§ What to do
Each entry should be written out again exactly, so that nothing is lost.

§ Information provided
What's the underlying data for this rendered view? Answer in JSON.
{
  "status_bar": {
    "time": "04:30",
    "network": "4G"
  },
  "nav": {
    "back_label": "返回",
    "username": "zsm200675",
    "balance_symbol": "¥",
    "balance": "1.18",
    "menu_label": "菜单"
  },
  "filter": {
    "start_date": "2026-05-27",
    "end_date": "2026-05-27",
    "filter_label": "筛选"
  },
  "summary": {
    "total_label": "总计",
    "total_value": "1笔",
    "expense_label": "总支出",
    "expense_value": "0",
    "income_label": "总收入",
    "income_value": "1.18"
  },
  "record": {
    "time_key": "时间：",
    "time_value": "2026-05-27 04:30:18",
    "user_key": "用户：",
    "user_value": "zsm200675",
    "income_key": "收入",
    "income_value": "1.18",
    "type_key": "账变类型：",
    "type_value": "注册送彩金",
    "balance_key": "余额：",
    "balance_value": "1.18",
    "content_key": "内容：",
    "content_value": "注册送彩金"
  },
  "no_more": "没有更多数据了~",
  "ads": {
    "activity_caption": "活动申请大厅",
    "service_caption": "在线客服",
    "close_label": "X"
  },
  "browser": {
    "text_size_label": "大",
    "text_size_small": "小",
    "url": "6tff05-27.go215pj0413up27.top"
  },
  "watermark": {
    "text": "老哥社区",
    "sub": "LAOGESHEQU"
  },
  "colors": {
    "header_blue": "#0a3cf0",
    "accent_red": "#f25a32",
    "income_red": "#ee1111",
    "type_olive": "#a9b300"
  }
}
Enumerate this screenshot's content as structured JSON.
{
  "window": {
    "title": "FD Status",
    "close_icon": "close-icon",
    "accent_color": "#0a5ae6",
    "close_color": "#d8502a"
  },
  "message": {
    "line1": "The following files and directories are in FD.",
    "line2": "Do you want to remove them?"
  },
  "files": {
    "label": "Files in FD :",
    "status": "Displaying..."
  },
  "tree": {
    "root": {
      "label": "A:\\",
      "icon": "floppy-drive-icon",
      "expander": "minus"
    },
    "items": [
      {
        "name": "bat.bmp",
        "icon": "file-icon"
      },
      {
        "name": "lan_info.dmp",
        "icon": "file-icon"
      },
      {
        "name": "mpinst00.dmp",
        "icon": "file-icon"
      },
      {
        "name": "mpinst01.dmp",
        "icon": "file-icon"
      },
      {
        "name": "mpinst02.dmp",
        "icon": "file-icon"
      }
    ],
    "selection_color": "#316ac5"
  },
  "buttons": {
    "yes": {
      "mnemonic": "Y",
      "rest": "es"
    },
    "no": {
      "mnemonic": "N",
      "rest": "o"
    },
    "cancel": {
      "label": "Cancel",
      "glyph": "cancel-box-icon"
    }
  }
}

§ Problem solution
What's the underlying data for this rendered view? Answer in JSON.
{
  "status_bar": {
    "time": "04:30",
    "network": "4G"
  },
  "nav": {
    "back_label": "返回",
    "username": "zsm200675",
    "balance_symbol": "¥",
    "balance": "1.18",
    "menu_label": "菜单"
  },
  "filter": {
    "start_date": "2026-05-27",
    "end_date": "2026-05-27",
    "filter_label": "筛选"
  },
  "summary": {
    "total_label": "总计",
    "total_value": "1笔",
    "expense_label": "总支出",
    "expense_value": "0",
    "income_label": "总收入",
    "income_value": "1.18"
  },
  "record": {
    "time_key": "时间：",
    "time_value": "2026-05-27 04:30:18",
    "user_key": "用户：",
    "user_value": "zsm200675",
    "income_key": "收入",
    "income_value": "1.18",
    "type_key": "账变类型：",
    "type_value": "注册送彩金",
    "balance_key": "余额：",
    "balance_value": "1.18",
    "content_key": "内容：",
    "content_value": "注册送彩金"
  },
  "no_more": "没有更多数据了~",
  "ads": {
    "activity_caption": "活动申请大厅",
    "service_caption": "在线客服",
    "close_label": "X"
  },
  "browser": {
    "text_size_label": "大",
    "text_size_small": "小",
    "url": "6tff05-27.go215pj0413up27.top"
  },
  "watermark": {
    "text": "老哥社区",
    "sub": "LAOGESHEQU"
  },
  "colors": {
    "header_blue": "#0a3cf0",
    "accent_red": "#f25a32",
    "income_red": "#ee1111",
    "type_olive": "#a9b300"
  }
}
Enumerate this screenshot's content as structured JSON.
{
  "window": {
    "title": "FD Status",
    "close_icon": "close-icon",
    "accent_color": "#0a5ae6",
    "close_color": "#d8502a"
  },
  "message": {
    "line1": "The following files and directories are in FD.",
    "line2": "Do you want to remove them?"
  },
  "files": {
    "label": "Files in FD :",
    "status": "Displaying..."
  },
  "tree": {
    "root": {
      "label": "A:\\",
      "icon": "floppy-drive-icon",
      "expander": "minus"
    },
    "items": [
      {
        "name": "bat.bmp",
        "icon": "file-icon"
      },
      {
        "name": "lan_info.dmp",
        "icon": "file-icon"
      },
      {
        "name": "mpinst00.dmp",
        "icon": "file-icon"
      },
      {
        "name": "mpinst01.dmp",
        "icon": "file-icon"
      },
      {
        "name": "mpinst02.dmp",
        "icon": "file-icon"
      }
    ],
    "selection_color": "#316ac5"
  },
  "buttons": {
    "yes": {
      "mnemonic": "Y",
      "rest": "es"
    },
    "no": {
      "mnemonic": "N",
      "rest": "o"
    },
    "cancel": {
      "label": "Cancel",
      "glyph": "cancel-box-icon"
    }
  }
}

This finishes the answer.